◆ WHAT YOU NEED TO DO:
Using the records that follow, work out the number of lines with the word "JSON" in them; reply with that number only.

++++ RECORDS TO PROCESS ++++

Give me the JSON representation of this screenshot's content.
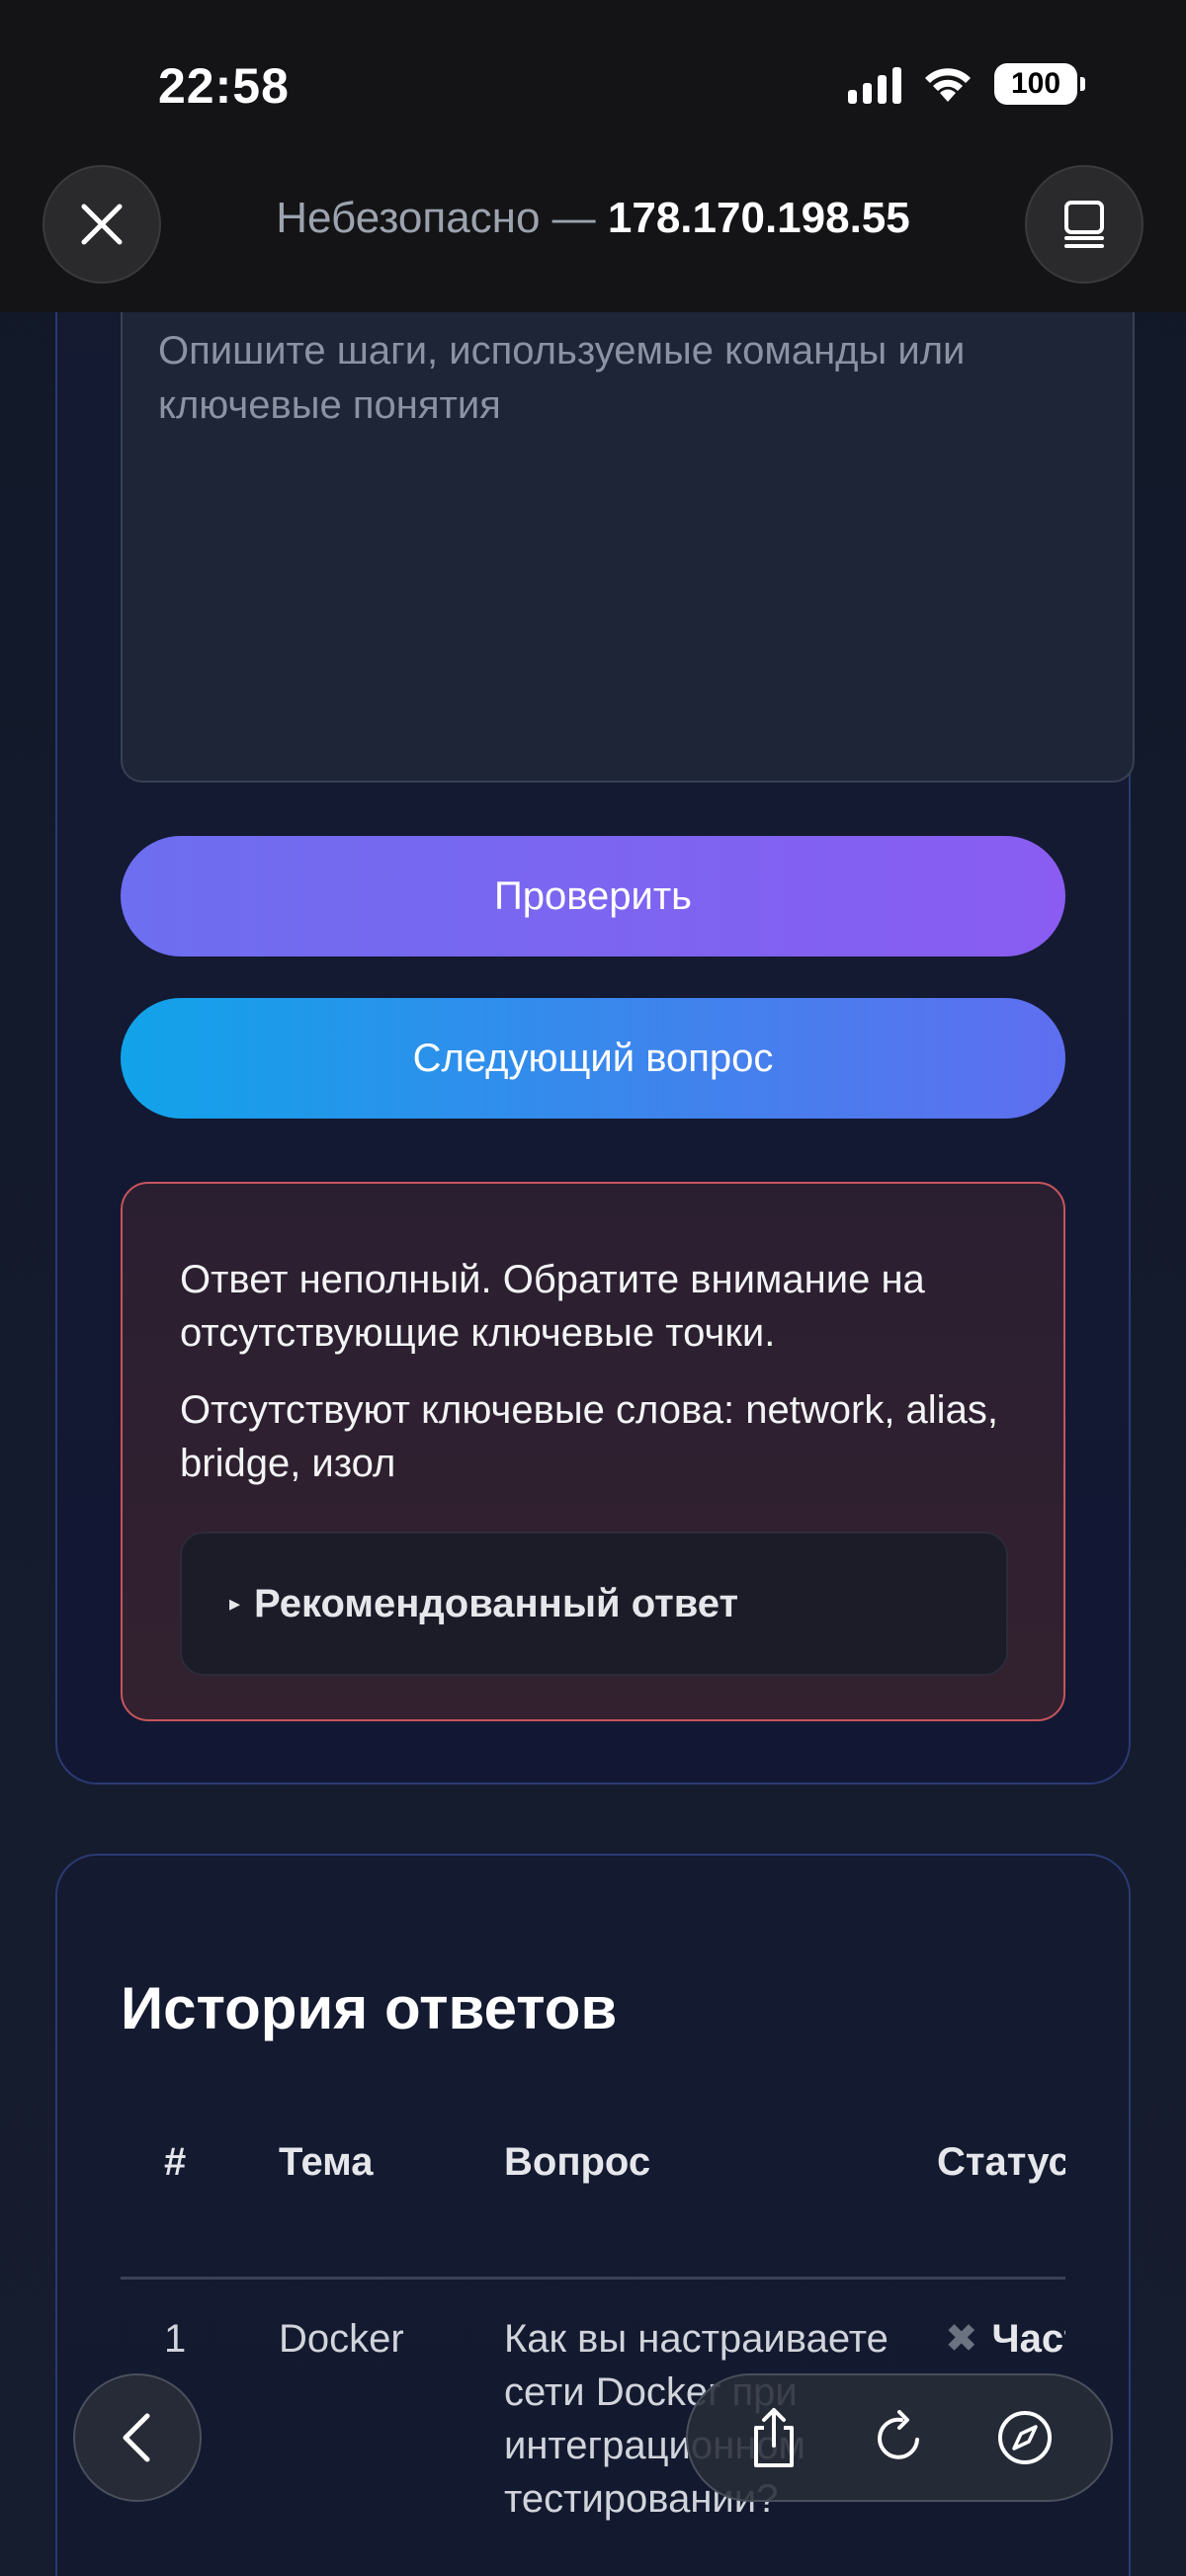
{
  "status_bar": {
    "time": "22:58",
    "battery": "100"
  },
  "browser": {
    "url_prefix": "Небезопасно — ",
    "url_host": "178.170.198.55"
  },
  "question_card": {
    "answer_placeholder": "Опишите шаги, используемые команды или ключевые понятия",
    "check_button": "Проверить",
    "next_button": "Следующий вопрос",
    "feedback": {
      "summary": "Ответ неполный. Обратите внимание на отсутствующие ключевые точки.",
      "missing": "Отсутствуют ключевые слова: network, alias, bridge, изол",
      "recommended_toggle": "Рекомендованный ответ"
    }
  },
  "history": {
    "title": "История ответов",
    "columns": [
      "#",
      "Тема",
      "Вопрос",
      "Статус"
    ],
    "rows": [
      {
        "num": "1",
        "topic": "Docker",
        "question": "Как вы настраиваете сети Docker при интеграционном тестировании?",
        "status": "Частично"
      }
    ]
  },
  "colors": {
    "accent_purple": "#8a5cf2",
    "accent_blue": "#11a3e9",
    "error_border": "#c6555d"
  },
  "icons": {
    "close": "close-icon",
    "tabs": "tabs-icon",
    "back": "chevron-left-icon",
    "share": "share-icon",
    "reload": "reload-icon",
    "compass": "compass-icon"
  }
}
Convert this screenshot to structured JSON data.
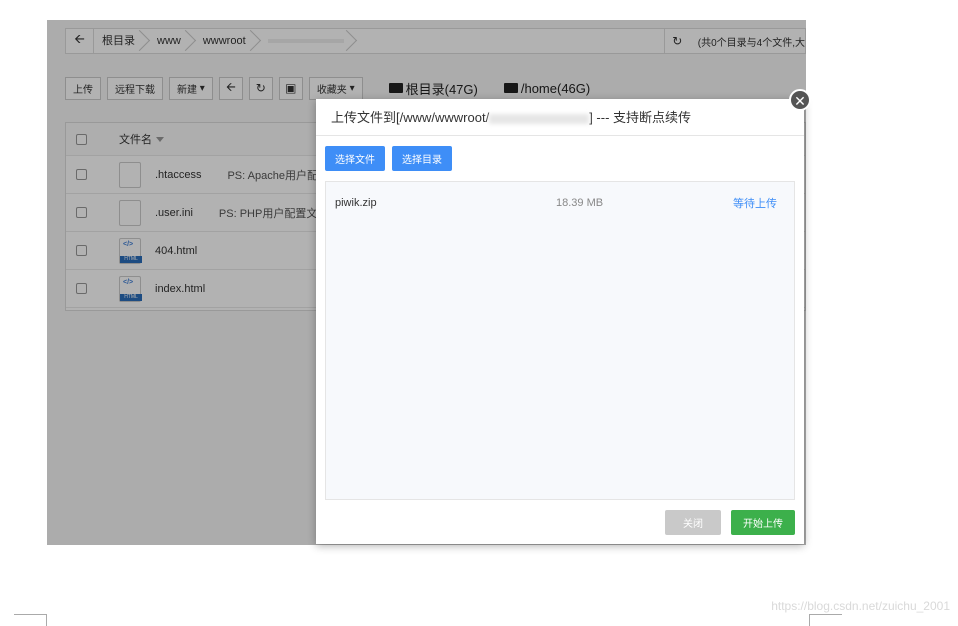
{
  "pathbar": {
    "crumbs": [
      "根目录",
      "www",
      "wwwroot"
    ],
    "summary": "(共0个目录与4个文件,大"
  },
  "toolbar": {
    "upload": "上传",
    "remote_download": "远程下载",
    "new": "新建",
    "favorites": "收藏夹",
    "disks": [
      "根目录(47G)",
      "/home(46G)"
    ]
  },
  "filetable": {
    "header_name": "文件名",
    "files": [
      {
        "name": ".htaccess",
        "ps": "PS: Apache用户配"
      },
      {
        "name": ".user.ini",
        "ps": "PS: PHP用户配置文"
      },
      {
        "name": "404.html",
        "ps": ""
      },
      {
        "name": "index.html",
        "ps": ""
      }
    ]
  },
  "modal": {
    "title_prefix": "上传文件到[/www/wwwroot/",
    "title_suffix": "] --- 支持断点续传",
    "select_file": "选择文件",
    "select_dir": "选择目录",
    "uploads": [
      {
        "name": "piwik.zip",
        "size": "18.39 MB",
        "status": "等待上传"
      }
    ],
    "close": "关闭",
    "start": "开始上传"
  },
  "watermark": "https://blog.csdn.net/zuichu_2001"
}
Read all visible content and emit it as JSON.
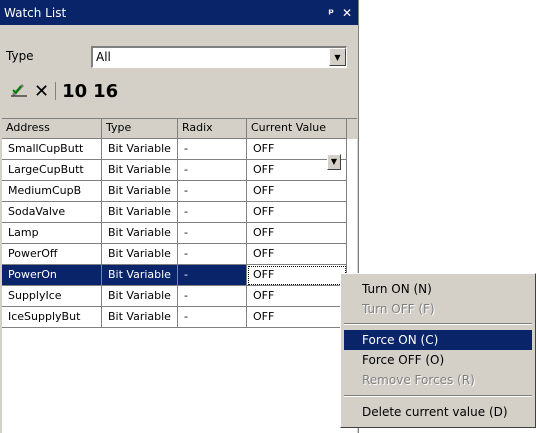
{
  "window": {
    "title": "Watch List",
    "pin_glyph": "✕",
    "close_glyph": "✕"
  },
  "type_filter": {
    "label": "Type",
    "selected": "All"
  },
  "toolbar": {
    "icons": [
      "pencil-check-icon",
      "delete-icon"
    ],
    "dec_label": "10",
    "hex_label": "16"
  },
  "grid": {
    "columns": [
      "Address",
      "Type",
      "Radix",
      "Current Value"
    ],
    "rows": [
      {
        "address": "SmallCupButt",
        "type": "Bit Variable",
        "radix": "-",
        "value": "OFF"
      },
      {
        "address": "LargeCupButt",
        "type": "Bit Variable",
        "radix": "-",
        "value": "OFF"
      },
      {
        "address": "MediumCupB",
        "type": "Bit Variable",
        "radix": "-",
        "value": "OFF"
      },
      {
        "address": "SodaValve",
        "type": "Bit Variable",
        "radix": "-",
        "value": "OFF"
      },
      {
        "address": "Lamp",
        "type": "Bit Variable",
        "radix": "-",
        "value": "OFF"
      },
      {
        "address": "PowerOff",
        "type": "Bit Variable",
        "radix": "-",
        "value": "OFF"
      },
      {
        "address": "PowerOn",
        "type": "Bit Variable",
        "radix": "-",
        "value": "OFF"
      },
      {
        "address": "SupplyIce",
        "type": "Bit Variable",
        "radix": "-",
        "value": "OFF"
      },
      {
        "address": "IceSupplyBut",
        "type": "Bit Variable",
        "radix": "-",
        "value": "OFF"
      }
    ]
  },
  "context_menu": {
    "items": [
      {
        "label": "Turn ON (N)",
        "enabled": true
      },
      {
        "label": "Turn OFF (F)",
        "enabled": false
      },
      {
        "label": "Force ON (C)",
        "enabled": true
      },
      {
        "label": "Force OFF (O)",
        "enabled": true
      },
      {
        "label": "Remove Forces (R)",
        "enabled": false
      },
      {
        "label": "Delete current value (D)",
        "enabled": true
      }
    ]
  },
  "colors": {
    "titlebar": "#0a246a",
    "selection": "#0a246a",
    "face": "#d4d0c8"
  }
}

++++

◆ REPLY:
3